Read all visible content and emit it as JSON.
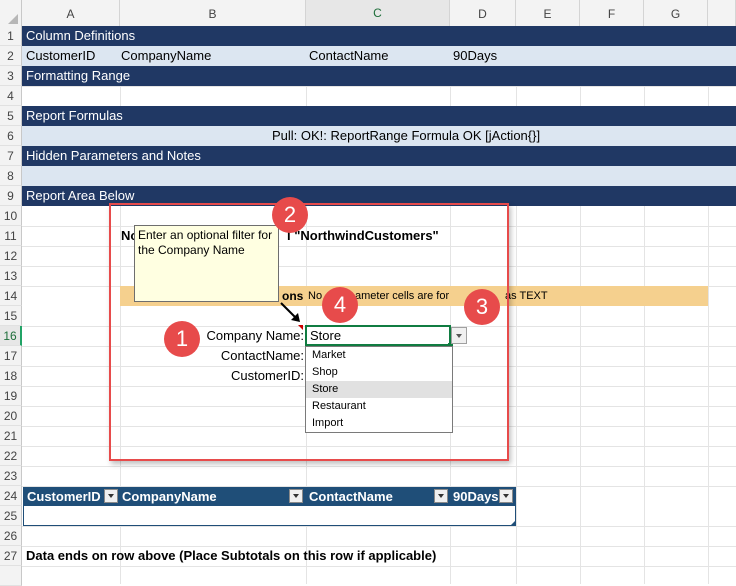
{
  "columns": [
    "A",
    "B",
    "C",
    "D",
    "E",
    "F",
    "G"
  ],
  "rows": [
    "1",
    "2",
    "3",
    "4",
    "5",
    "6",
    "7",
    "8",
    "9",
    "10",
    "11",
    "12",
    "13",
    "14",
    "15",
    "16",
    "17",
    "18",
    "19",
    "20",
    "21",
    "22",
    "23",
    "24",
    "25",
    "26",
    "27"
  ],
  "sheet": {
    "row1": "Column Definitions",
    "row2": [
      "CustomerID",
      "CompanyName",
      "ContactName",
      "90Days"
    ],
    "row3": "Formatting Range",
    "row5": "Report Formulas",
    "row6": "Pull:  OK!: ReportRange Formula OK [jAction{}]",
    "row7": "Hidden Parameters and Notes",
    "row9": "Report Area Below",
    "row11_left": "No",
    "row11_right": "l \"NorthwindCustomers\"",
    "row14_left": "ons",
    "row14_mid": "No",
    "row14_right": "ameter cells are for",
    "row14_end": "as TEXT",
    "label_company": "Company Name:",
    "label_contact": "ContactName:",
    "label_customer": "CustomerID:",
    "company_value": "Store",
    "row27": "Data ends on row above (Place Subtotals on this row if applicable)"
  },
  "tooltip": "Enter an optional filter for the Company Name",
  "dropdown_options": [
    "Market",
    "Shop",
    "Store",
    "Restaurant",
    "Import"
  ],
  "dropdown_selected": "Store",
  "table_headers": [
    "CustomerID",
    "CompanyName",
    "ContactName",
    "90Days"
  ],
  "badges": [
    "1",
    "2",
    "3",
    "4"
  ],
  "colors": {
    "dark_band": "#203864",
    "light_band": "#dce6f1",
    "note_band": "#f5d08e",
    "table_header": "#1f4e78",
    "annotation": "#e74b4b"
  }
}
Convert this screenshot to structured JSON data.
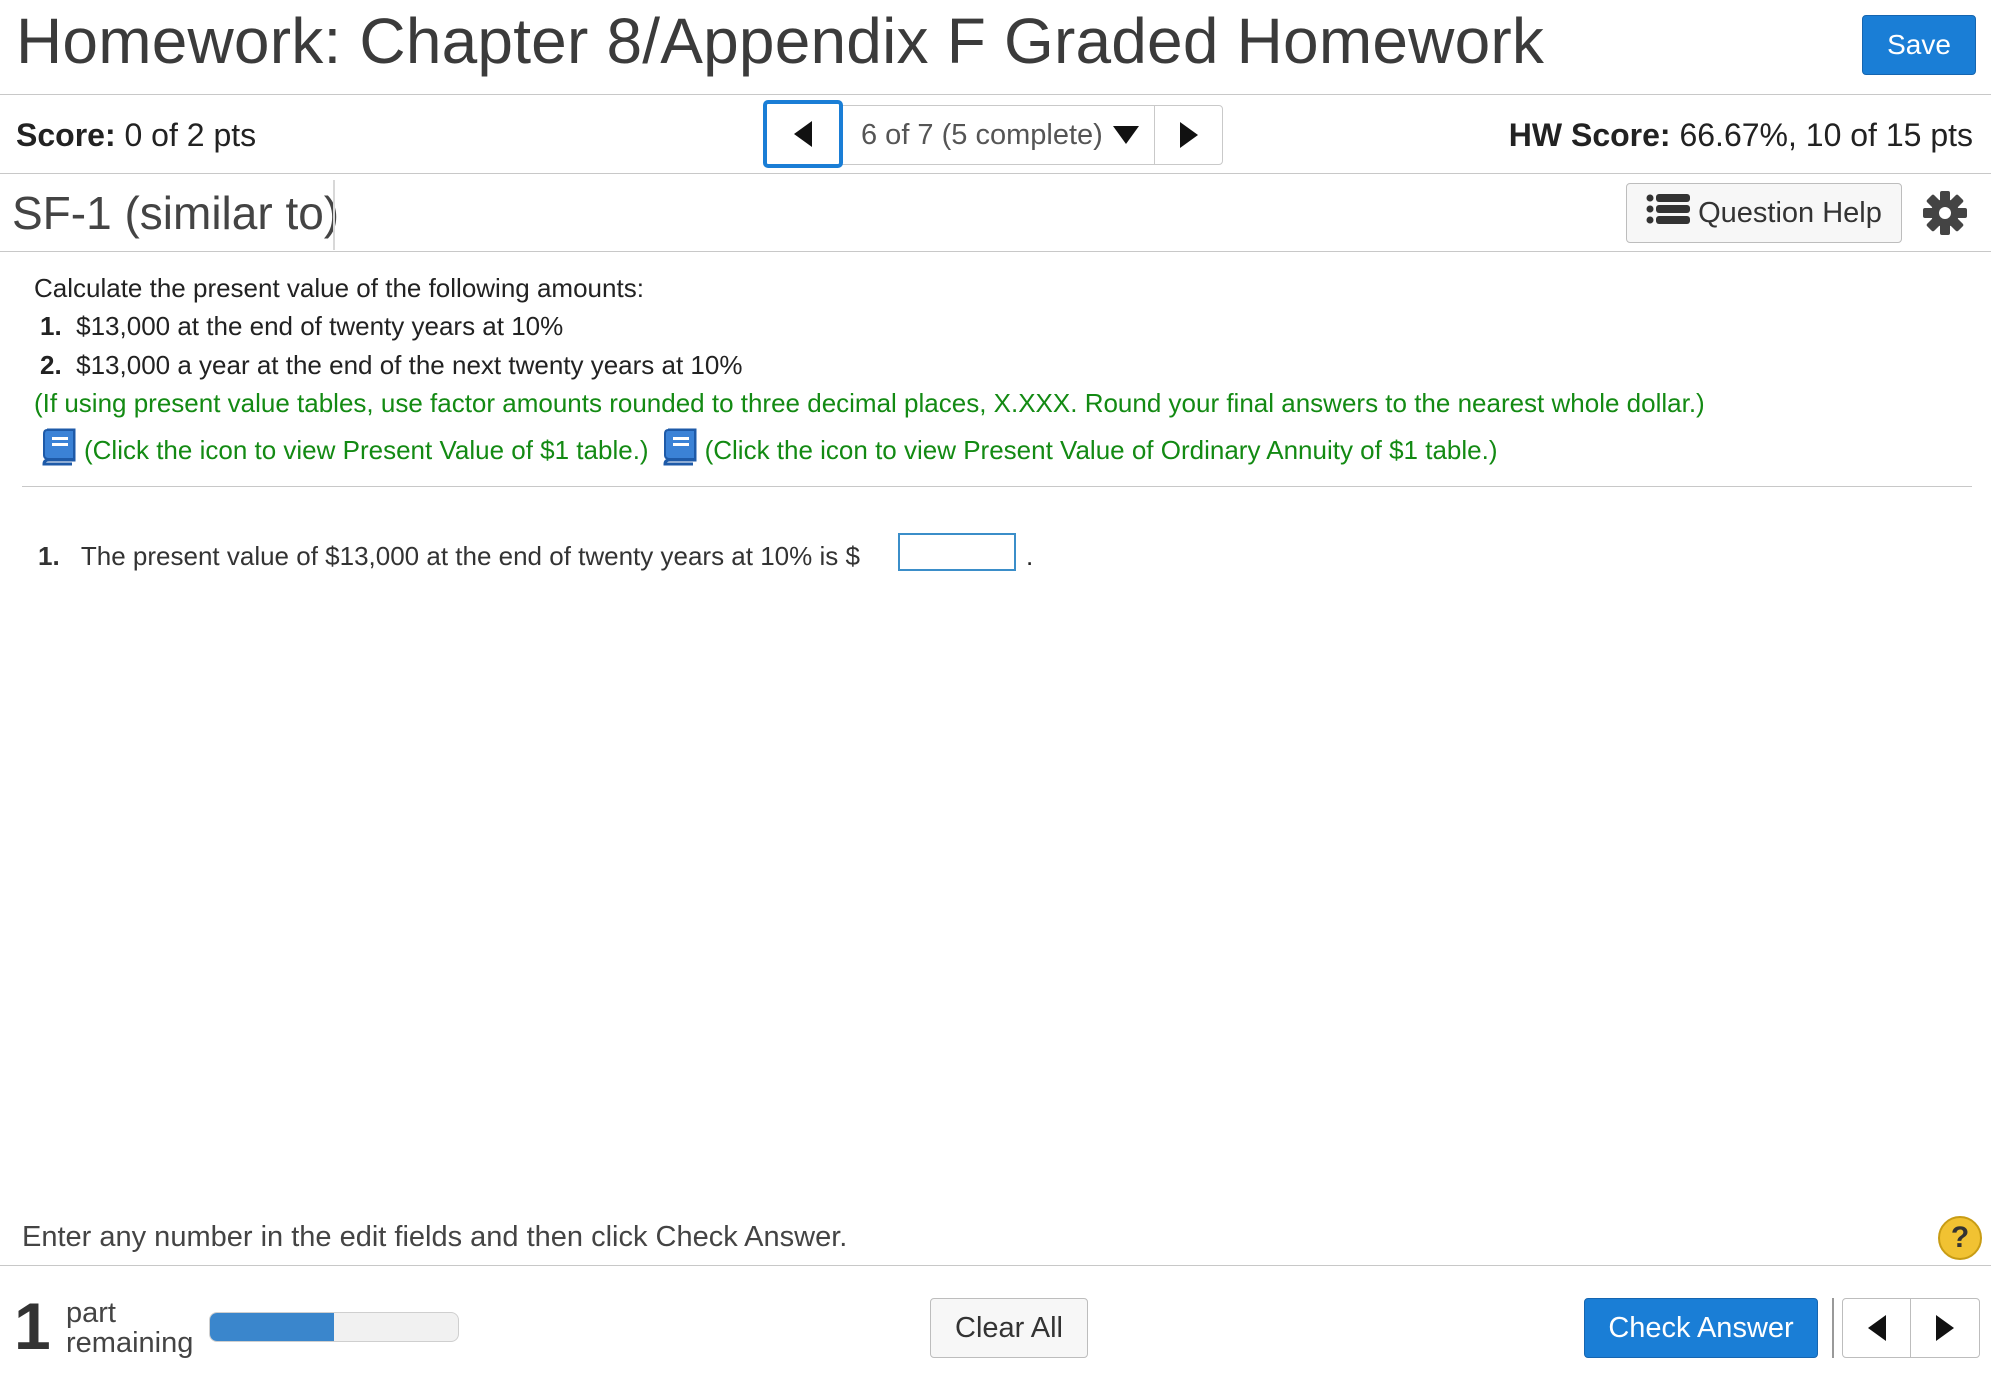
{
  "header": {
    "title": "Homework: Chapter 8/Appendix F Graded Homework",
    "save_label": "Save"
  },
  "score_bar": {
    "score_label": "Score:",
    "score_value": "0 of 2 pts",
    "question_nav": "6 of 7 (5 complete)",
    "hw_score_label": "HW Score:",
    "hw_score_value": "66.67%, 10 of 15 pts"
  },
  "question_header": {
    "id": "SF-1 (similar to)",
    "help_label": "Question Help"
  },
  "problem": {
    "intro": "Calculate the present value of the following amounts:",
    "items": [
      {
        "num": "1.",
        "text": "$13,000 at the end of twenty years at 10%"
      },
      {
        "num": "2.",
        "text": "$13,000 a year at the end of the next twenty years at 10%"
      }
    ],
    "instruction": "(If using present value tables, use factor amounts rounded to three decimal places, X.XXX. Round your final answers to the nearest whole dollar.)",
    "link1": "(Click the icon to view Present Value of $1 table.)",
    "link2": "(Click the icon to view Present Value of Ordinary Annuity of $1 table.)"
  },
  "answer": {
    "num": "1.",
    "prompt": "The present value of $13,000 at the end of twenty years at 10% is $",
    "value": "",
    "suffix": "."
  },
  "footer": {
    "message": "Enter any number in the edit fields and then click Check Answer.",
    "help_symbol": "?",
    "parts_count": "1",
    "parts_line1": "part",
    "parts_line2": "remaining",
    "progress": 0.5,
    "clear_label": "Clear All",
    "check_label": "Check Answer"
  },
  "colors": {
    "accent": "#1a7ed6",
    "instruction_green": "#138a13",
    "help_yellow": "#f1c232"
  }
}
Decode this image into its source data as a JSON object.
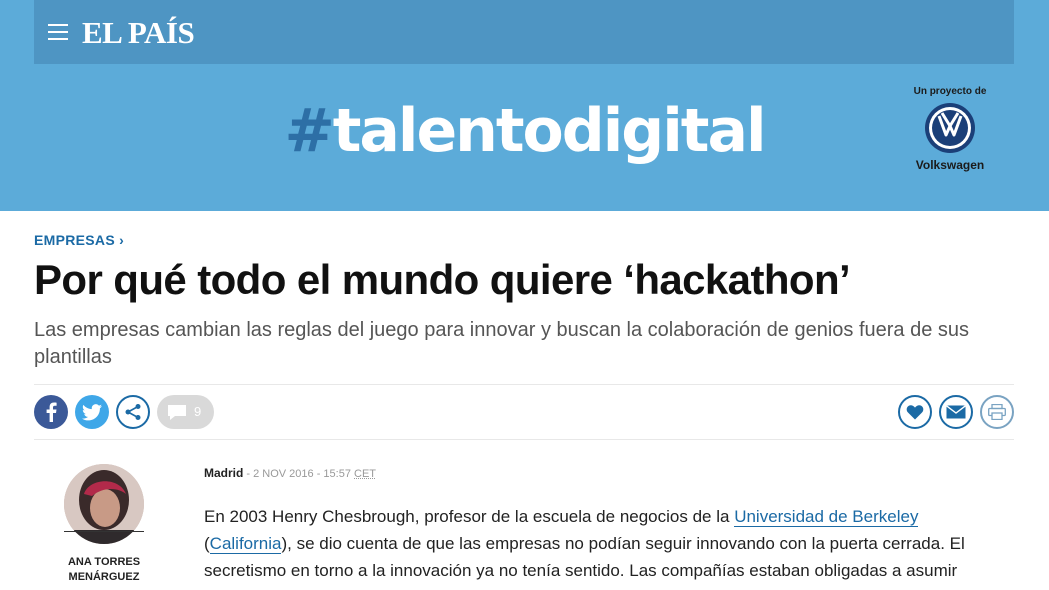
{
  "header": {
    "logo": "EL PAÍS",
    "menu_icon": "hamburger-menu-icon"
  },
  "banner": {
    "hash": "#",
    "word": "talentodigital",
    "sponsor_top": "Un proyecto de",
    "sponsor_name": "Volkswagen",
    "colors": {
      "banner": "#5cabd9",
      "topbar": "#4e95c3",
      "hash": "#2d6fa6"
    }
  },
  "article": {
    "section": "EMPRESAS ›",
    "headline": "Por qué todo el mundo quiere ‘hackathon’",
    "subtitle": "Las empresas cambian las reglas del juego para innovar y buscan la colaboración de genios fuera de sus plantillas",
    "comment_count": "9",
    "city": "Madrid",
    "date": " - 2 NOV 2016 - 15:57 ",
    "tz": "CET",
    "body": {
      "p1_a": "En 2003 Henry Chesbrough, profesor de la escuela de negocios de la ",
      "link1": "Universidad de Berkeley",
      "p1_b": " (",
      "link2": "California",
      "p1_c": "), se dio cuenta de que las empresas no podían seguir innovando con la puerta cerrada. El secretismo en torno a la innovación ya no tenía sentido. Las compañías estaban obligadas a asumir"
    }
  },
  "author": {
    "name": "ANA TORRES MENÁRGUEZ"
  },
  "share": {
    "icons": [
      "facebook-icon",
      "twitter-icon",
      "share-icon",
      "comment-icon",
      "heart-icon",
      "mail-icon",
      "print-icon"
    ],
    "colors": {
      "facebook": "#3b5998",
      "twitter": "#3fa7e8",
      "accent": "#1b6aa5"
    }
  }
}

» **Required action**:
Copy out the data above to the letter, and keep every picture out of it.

» **Answer section**:
Read all visible content and emit it as JSON.
{
  "columns": [
    "A",
    "B",
    "C",
    "D",
    "E",
    "F",
    "G"
  ],
  "rows": [
    "1",
    "2",
    "3",
    "4",
    "5",
    "6",
    "7",
    "8",
    "9",
    "10",
    "11",
    "12",
    "13",
    "14",
    "15",
    "16",
    "17",
    "18",
    "19",
    "20",
    "21",
    "22",
    "23",
    "24",
    "25",
    "26",
    "27"
  ],
  "sheet": {
    "row1": "Column Definitions",
    "row2": [
      "CustomerID",
      "CompanyName",
      "ContactName",
      "90Days"
    ],
    "row3": "Formatting Range",
    "row5": "Report Formulas",
    "row6": "Pull:  OK!: ReportRange Formula OK [jAction{}]",
    "row7": "Hidden Parameters and Notes",
    "row9": "Report Area Below",
    "row11_left": "No",
    "row11_right": "l \"NorthwindCustomers\"",
    "row14_left": "ons",
    "row14_mid": "No",
    "row14_right": "ameter cells are for",
    "row14_end": "as TEXT",
    "label_company": "Company Name:",
    "label_contact": "ContactName:",
    "label_customer": "CustomerID:",
    "company_value": "Store",
    "row27": "Data ends on row above (Place Subtotals on this row if applicable)"
  },
  "tooltip": "Enter an optional filter for the Company Name",
  "dropdown_options": [
    "Market",
    "Shop",
    "Store",
    "Restaurant",
    "Import"
  ],
  "dropdown_selected": "Store",
  "table_headers": [
    "CustomerID",
    "CompanyName",
    "ContactName",
    "90Days"
  ],
  "badges": [
    "1",
    "2",
    "3",
    "4"
  ],
  "colors": {
    "dark_band": "#203864",
    "light_band": "#dce6f1",
    "note_band": "#f5d08e",
    "table_header": "#1f4e78",
    "annotation": "#e74b4b"
  }
}
Convert this screenshot to structured JSON data.
{
  "header": {
    "title": "Homework: Chapter 8/Appendix F Graded Homework",
    "save_label": "Save"
  },
  "score_bar": {
    "score_label": "Score:",
    "score_value": "0 of 2 pts",
    "question_nav": "6 of 7 (5 complete)",
    "hw_score_label": "HW Score:",
    "hw_score_value": "66.67%, 10 of 15 pts"
  },
  "question_header": {
    "id": "SF-1 (similar to)",
    "help_label": "Question Help"
  },
  "problem": {
    "intro": "Calculate the present value of the following amounts:",
    "items": [
      {
        "num": "1.",
        "text": "$13,000 at the end of twenty years at 10%"
      },
      {
        "num": "2.",
        "text": "$13,000 a year at the end of the next twenty years at 10%"
      }
    ],
    "instruction": "(If using present value tables, use factor amounts rounded to three decimal places, X.XXX. Round your final answers to the nearest whole dollar.)",
    "link1": "(Click the icon to view Present Value of $1 table.)",
    "link2": "(Click the icon to view Present Value of Ordinary Annuity of $1 table.)"
  },
  "answer": {
    "num": "1.",
    "prompt": "The present value of $13,000 at the end of twenty years at 10% is $",
    "value": "",
    "suffix": "."
  },
  "footer": {
    "message": "Enter any number in the edit fields and then click Check Answer.",
    "help_symbol": "?",
    "parts_count": "1",
    "parts_line1": "part",
    "parts_line2": "remaining",
    "progress": 0.5,
    "clear_label": "Clear All",
    "check_label": "Check Answer"
  },
  "colors": {
    "accent": "#1a7ed6",
    "instruction_green": "#138a13",
    "help_yellow": "#f1c232"
  }
}
Decode this image into its source data as a JSON object.
{
  "header": {
    "logo": "EL PAÍS",
    "menu_icon": "hamburger-menu-icon"
  },
  "banner": {
    "hash": "#",
    "word": "talentodigital",
    "sponsor_top": "Un proyecto de",
    "sponsor_name": "Volkswagen",
    "colors": {
      "banner": "#5cabd9",
      "topbar": "#4e95c3",
      "hash": "#2d6fa6"
    }
  },
  "article": {
    "section": "EMPRESAS ›",
    "headline": "Por qué todo el mundo quiere ‘hackathon’",
    "subtitle": "Las empresas cambian las reglas del juego para innovar y buscan la colaboración de genios fuera de sus plantillas",
    "comment_count": "9",
    "city": "Madrid",
    "date": " - 2 NOV 2016 - 15:57 ",
    "tz": "CET",
    "body": {
      "p1_a": "En 2003 Henry Chesbrough, profesor de la escuela de negocios de la ",
      "link1": "Universidad de Berkeley",
      "p1_b": " (",
      "link2": "California",
      "p1_c": "), se dio cuenta de que las empresas no podían seguir innovando con la puerta cerrada. El secretismo en torno a la innovación ya no tenía sentido. Las compañías estaban obligadas a asumir"
    }
  },
  "author": {
    "name": "ANA TORRES MENÁRGUEZ"
  },
  "share": {
    "icons": [
      "facebook-icon",
      "twitter-icon",
      "share-icon",
      "comment-icon",
      "heart-icon",
      "mail-icon",
      "print-icon"
    ],
    "colors": {
      "facebook": "#3b5998",
      "twitter": "#3fa7e8",
      "accent": "#1b6aa5"
    }
  }
}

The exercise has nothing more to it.